[Extracted data entries]

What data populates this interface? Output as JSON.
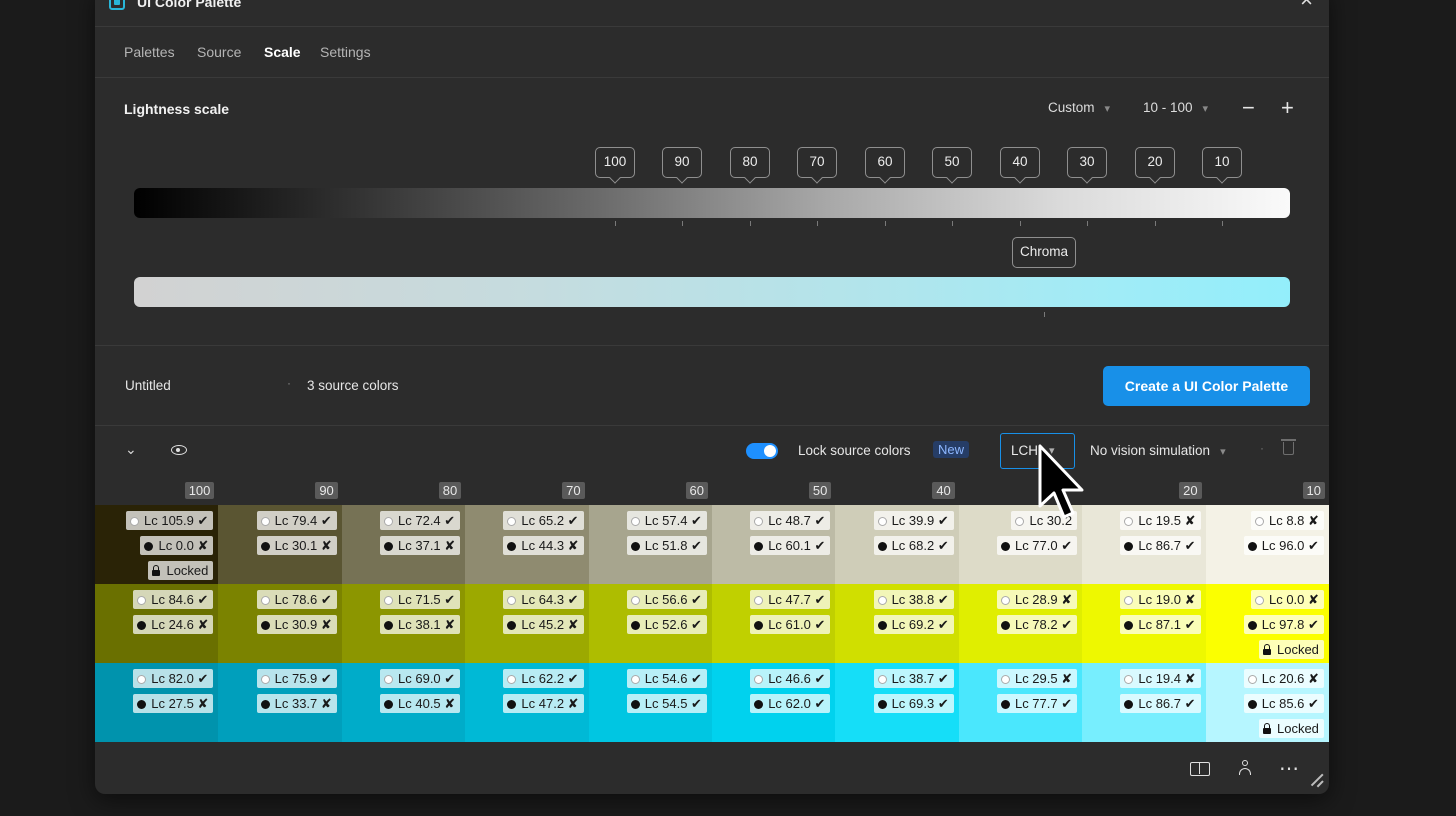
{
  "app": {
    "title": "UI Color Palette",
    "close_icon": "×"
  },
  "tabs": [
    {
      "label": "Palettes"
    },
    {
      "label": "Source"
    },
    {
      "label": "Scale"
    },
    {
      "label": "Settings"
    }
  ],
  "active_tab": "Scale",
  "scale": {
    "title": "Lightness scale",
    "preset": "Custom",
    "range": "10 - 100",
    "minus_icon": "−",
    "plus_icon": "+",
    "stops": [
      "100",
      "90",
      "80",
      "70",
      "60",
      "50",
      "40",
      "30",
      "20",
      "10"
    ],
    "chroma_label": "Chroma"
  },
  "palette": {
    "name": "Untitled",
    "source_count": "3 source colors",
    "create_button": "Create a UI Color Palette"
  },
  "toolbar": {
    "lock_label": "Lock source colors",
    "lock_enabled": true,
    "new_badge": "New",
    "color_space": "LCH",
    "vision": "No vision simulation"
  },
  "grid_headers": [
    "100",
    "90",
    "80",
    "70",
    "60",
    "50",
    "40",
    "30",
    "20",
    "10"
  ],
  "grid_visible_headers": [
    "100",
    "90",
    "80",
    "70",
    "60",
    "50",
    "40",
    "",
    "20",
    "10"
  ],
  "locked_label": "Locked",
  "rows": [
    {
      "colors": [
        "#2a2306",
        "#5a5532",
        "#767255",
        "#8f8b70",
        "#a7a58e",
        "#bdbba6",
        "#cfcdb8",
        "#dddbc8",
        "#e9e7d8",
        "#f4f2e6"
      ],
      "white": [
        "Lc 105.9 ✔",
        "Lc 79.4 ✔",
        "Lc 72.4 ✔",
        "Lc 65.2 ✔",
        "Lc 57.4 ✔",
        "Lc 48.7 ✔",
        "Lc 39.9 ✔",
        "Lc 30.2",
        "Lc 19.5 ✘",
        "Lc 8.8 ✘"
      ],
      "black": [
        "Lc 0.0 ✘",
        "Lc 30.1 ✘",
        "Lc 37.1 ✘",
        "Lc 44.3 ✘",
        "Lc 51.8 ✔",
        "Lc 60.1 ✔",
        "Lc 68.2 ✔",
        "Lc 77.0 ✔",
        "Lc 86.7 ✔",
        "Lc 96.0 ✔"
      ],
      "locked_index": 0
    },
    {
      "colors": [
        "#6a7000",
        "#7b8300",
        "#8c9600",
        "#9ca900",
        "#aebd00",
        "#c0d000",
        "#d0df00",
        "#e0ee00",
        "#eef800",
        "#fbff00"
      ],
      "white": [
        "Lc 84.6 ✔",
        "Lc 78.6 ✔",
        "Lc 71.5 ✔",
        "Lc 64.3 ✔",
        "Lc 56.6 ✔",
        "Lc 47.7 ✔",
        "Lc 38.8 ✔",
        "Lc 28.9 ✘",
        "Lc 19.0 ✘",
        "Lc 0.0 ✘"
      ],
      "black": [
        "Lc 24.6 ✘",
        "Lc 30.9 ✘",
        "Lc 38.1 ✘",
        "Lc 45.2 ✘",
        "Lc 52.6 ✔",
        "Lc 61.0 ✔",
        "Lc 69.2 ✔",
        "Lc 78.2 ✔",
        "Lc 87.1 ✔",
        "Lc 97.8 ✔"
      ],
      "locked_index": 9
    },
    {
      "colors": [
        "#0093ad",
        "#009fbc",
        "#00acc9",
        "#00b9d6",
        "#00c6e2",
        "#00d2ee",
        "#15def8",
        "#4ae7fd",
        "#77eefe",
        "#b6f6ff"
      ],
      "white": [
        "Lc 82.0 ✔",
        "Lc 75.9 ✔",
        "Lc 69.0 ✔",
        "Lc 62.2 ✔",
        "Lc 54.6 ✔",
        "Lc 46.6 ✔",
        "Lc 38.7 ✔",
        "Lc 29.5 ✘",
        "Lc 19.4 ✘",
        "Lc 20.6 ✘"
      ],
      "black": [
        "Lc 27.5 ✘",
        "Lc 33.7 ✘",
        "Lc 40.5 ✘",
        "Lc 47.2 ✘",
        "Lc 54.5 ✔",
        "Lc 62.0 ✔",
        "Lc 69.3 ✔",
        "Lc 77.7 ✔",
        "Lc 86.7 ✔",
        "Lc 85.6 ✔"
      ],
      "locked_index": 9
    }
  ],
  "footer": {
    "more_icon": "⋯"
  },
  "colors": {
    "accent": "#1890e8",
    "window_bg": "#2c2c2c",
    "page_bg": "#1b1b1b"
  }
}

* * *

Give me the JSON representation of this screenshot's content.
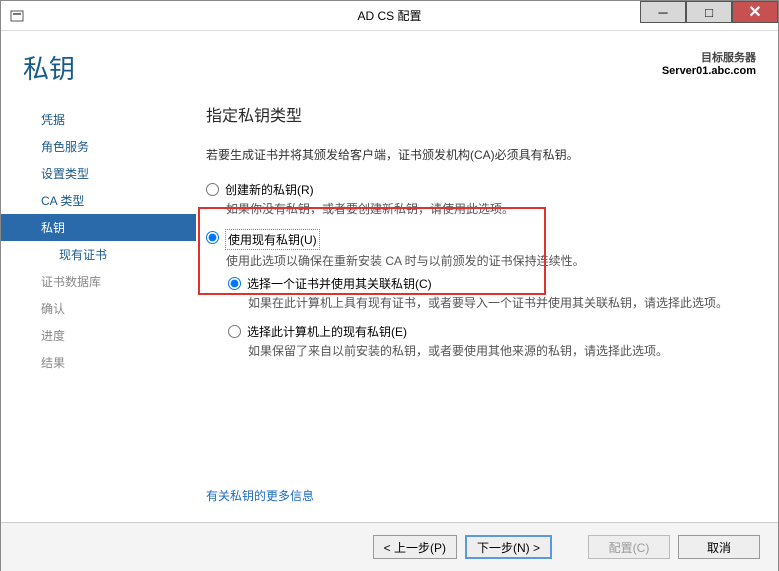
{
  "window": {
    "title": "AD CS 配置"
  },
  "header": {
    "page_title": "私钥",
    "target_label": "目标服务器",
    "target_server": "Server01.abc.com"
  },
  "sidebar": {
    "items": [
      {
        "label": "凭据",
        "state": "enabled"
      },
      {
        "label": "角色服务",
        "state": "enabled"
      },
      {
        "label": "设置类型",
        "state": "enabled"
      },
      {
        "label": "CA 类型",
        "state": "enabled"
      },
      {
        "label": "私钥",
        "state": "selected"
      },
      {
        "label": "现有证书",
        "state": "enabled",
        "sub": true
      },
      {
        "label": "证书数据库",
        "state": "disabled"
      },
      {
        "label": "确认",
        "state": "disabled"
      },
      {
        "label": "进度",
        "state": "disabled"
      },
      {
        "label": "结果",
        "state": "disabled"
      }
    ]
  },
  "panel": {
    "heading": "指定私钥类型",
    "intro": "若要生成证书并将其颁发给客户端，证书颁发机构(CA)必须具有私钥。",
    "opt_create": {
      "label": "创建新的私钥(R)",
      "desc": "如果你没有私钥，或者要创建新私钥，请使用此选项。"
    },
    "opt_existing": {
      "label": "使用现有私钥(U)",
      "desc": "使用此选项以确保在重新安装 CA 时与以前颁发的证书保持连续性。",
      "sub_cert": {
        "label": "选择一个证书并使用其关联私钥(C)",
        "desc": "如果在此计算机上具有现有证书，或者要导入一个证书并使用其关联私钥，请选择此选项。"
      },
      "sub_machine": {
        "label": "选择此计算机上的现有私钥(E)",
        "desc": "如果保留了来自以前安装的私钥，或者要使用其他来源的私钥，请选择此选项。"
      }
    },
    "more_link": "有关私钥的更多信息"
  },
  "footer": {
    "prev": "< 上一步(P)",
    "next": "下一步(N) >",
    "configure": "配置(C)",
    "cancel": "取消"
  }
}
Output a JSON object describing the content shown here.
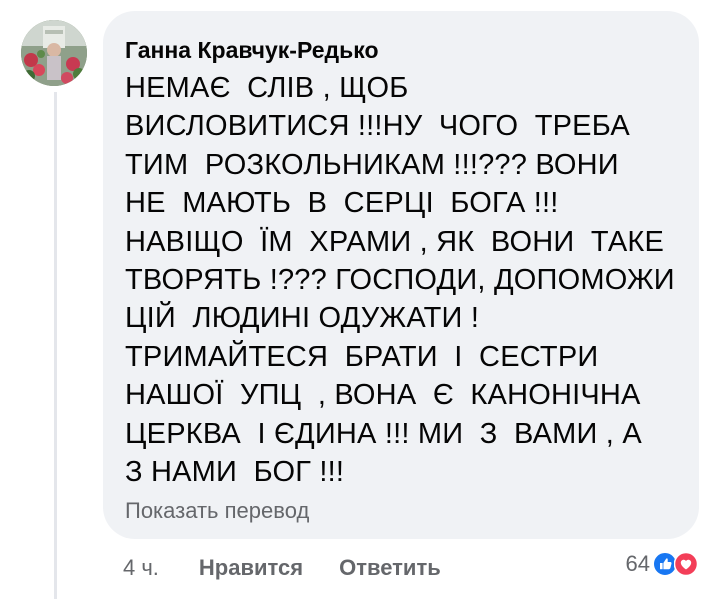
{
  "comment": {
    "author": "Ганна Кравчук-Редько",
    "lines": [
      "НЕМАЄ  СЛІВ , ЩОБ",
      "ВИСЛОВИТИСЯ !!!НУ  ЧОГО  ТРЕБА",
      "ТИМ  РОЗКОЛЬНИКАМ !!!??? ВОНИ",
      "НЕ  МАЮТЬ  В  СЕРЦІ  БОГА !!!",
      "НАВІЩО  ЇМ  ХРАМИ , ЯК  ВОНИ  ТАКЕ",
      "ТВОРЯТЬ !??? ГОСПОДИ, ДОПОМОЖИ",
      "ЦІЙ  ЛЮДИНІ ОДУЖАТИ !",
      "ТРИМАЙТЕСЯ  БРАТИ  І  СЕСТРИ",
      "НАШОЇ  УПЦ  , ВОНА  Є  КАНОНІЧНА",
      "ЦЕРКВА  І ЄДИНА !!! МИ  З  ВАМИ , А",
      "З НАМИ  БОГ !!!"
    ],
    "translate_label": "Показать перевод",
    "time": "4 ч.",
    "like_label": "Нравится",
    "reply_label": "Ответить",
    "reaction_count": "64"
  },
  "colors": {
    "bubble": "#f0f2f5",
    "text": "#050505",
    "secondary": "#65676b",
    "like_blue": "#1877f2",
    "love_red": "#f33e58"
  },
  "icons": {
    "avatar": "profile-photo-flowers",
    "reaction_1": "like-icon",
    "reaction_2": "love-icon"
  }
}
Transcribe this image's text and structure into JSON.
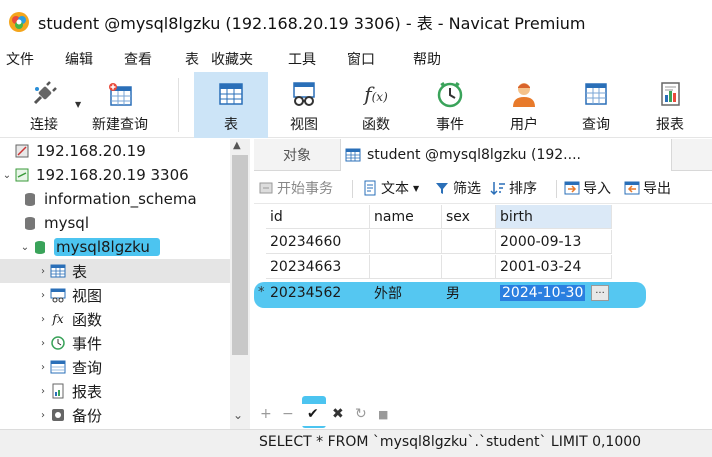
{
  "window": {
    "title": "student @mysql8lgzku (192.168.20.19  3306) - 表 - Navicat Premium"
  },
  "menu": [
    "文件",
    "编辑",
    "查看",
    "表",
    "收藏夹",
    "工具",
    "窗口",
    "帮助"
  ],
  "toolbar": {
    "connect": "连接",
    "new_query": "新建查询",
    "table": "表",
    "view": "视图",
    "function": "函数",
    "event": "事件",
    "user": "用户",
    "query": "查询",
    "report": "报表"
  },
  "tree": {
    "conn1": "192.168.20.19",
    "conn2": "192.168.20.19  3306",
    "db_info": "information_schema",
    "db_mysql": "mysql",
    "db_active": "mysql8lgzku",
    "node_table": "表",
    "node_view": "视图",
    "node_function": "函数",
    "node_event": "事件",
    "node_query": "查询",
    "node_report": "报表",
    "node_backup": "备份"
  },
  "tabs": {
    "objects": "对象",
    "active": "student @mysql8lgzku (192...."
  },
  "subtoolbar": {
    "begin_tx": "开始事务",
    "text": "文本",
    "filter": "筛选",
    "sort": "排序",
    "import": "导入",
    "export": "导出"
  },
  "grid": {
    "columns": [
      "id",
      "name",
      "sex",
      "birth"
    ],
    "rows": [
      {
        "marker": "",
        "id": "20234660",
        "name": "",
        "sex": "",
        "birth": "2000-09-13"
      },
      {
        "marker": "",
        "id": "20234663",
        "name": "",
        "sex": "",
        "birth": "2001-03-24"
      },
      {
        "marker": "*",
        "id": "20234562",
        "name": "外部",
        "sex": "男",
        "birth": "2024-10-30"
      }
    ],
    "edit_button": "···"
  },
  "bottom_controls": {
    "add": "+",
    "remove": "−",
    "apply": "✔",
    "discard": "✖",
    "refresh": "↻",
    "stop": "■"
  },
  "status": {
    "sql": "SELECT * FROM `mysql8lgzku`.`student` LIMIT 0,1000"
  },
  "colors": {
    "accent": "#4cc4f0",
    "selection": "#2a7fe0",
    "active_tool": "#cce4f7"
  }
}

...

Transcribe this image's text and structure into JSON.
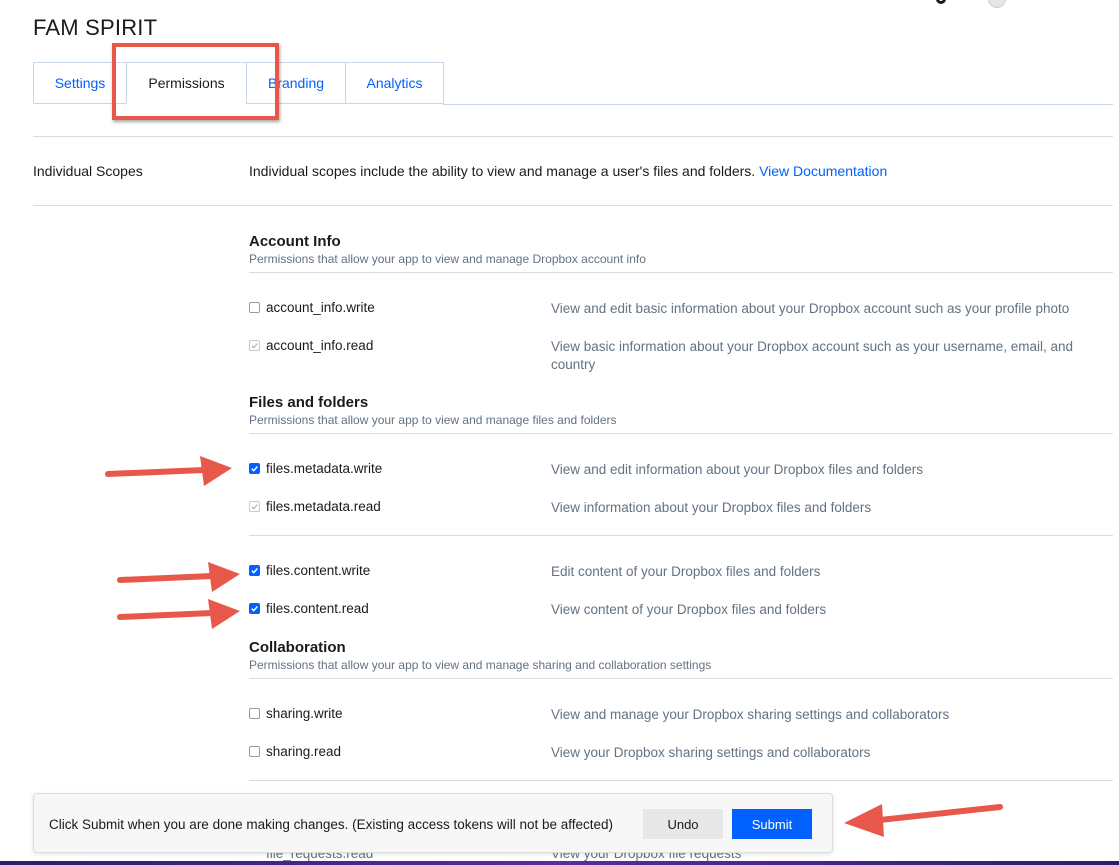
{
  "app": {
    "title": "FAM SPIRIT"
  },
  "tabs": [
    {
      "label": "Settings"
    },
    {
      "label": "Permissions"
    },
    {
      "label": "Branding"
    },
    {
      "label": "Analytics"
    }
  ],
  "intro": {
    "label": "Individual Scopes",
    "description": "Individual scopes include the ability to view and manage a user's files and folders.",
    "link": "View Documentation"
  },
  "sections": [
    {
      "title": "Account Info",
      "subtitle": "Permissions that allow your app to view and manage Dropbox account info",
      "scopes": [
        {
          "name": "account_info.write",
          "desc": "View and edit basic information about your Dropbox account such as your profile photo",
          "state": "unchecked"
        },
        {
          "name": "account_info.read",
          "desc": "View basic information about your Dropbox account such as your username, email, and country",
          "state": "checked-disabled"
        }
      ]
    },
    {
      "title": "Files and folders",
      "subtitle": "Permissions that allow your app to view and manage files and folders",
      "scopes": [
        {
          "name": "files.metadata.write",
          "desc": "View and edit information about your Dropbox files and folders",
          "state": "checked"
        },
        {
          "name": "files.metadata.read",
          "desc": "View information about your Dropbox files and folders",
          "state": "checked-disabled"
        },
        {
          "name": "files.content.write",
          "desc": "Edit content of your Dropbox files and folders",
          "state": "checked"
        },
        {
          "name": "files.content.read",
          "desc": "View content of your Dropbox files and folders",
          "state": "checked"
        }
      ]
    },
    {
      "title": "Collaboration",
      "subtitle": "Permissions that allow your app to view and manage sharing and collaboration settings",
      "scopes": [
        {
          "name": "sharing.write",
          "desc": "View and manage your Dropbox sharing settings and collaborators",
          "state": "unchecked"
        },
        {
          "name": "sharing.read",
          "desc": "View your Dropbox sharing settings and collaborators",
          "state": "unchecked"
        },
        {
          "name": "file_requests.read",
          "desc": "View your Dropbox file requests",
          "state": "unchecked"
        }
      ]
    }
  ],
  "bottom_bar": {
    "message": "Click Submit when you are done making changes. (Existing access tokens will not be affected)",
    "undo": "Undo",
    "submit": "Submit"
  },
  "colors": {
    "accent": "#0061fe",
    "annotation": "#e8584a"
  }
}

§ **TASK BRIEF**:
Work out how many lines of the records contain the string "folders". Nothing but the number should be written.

§ **WRITTEN RESPONSE**:
7